NOTICE: The use of the Internet or this form for communication with the firm or any individual member of the firm does not establish an attorney-client relationship. Confidential or time-sensitive information should not be sent through this form.
In Pennsylvania, there are three divorce options used by attorneys and their clients to get divorced. Two are No-fault types of divorce and the third is “Fault” method of getting divorced.
Prior to 1980, Pennsylvania was a “fault” state. As such, in order to get divorced, one spouse had to prove that the other spouse was “at fault” for the divorce and that the spouse who wanted the divorce was not at fault, and was, in fact, “innocent and injured” according to the statute. From a practical point of view, how often, in a marriage, is it that one party is completely and solely at fault and the other party has absolutely no fault? Rarely. The problem was that husband and wife would file for divorce, go into court and hurl all sorts of insults and blame on each other. If the court found that both parties were at fault, the court would deny the request for a divorced and these parties, who just insulted, slandered and embarrassed each other in court by revealing the deepest, darkest secrets of their marriage, would be forced to remain married to one another. How practical was that?

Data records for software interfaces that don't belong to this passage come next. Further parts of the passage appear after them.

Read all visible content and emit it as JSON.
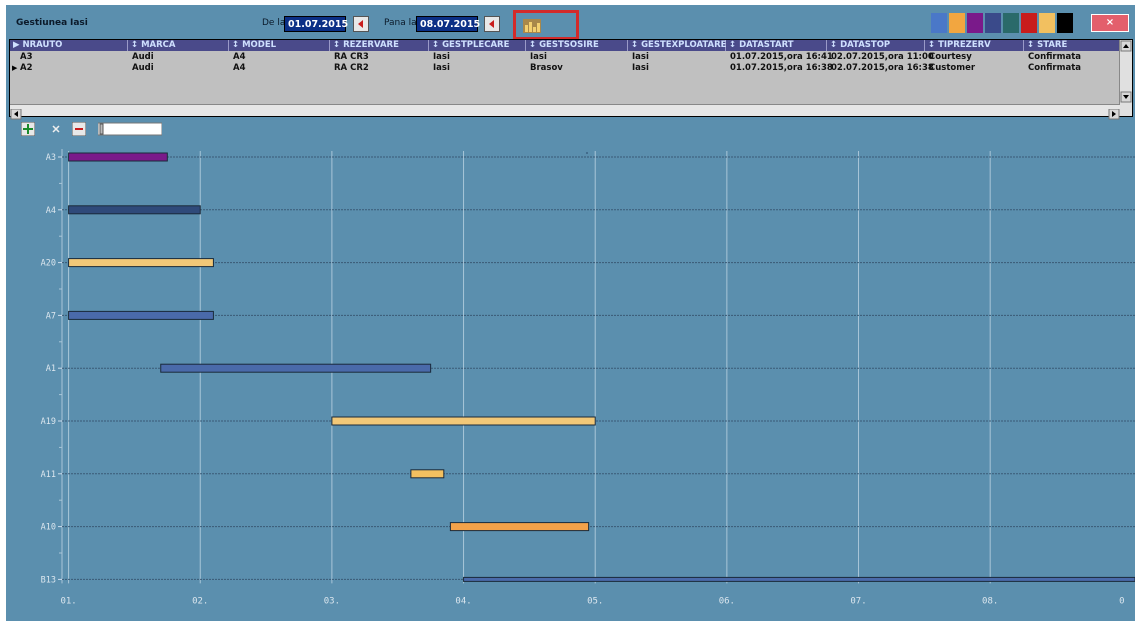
{
  "toolbar": {
    "gestiunea_label": "Gestiunea",
    "gestiunea_value": "Iasi",
    "dela_label": "De la",
    "dela_value": "01.07.2015",
    "pana_label": "Pana la",
    "pana_value": "08.07.2015",
    "chart_button_icon": "bar-chart-icon",
    "color_swatches": [
      "#4a78c8",
      "#f2a640",
      "#7a1a8a",
      "#3a4a8a",
      "#2a6a6a",
      "#c81c1c",
      "#f2c060",
      "#000000"
    ],
    "close_label": "×"
  },
  "table": {
    "columns": [
      "NRAUTO",
      "MARCA",
      "MODEL",
      "REZERVARE",
      "GESTPLECARE",
      "GESTSOSIRE",
      "GESTEXPLOATARE",
      "DATASTART",
      "DATASTOP",
      "TIPREZERV",
      "STARE"
    ],
    "rows": [
      [
        "A3",
        "Audi",
        "A4",
        "RA CR3",
        "Iasi",
        "Iasi",
        "Iasi",
        "01.07.2015,ora 16:41",
        "02.07.2015,ora 11:00",
        "Courtesy",
        "Confirmata"
      ],
      [
        "A2",
        "Audi",
        "A4",
        "RA CR2",
        "Iasi",
        "Brasov",
        "Iasi",
        "01.07.2015,ora 16:38",
        "02.07.2015,ora 16:38",
        "Customer",
        "Confirmata"
      ]
    ]
  },
  "zoom_controls": {
    "add_icon": "plus-icon",
    "remove_icon": "x-icon",
    "minus_icon": "minus-icon"
  },
  "chart_data": {
    "type": "gantt",
    "x_ticks": [
      "01.",
      "02.",
      "03.",
      "04.",
      "05.",
      "06.",
      "07.",
      "08.",
      "0"
    ],
    "x_range": [
      0.95,
      9.1
    ],
    "rows": [
      "A3",
      "A4",
      "A20",
      "A7",
      "A1",
      "A19",
      "A11",
      "A10",
      "B13"
    ],
    "bars": [
      {
        "row": "A3",
        "start": 1.0,
        "end": 1.75,
        "color": "#7a1a8a"
      },
      {
        "row": "A4",
        "start": 1.0,
        "end": 2.0,
        "color": "#2f4a7a"
      },
      {
        "row": "A20",
        "start": 1.0,
        "end": 2.1,
        "color": "#f2c878"
      },
      {
        "row": "A7",
        "start": 1.0,
        "end": 2.1,
        "color": "#4a6aaa"
      },
      {
        "row": "A1",
        "start": 1.7,
        "end": 3.75,
        "color": "#4a6aaa"
      },
      {
        "row": "A19",
        "start": 3.0,
        "end": 5.0,
        "color": "#f2c878"
      },
      {
        "row": "A11",
        "start": 3.6,
        "end": 3.85,
        "color": "#f2c060"
      },
      {
        "row": "A10",
        "start": 3.9,
        "end": 4.95,
        "color": "#f2a24a"
      },
      {
        "row": "B13",
        "start": 4.0,
        "end": 9.1,
        "color": "#4a6aaa"
      }
    ],
    "grid": true
  }
}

In 1980, the Pennsylvania legislature passed a “no-fault” statute, with the hope of rectifying this horrendous system.
FAULT: Fault remains “on the books” in Pennsylvania. To prove a fault divorce, one must prove on of the statutorily prescribed causes, such as abandonment, extramarital affair, inability to have sexual relations, physical abuse and so on. Again, one party must be at fault and the other party “innocent and injured”. Since it takes “two to tango” in most marriage breakups, this system continues to be riddled with flaws.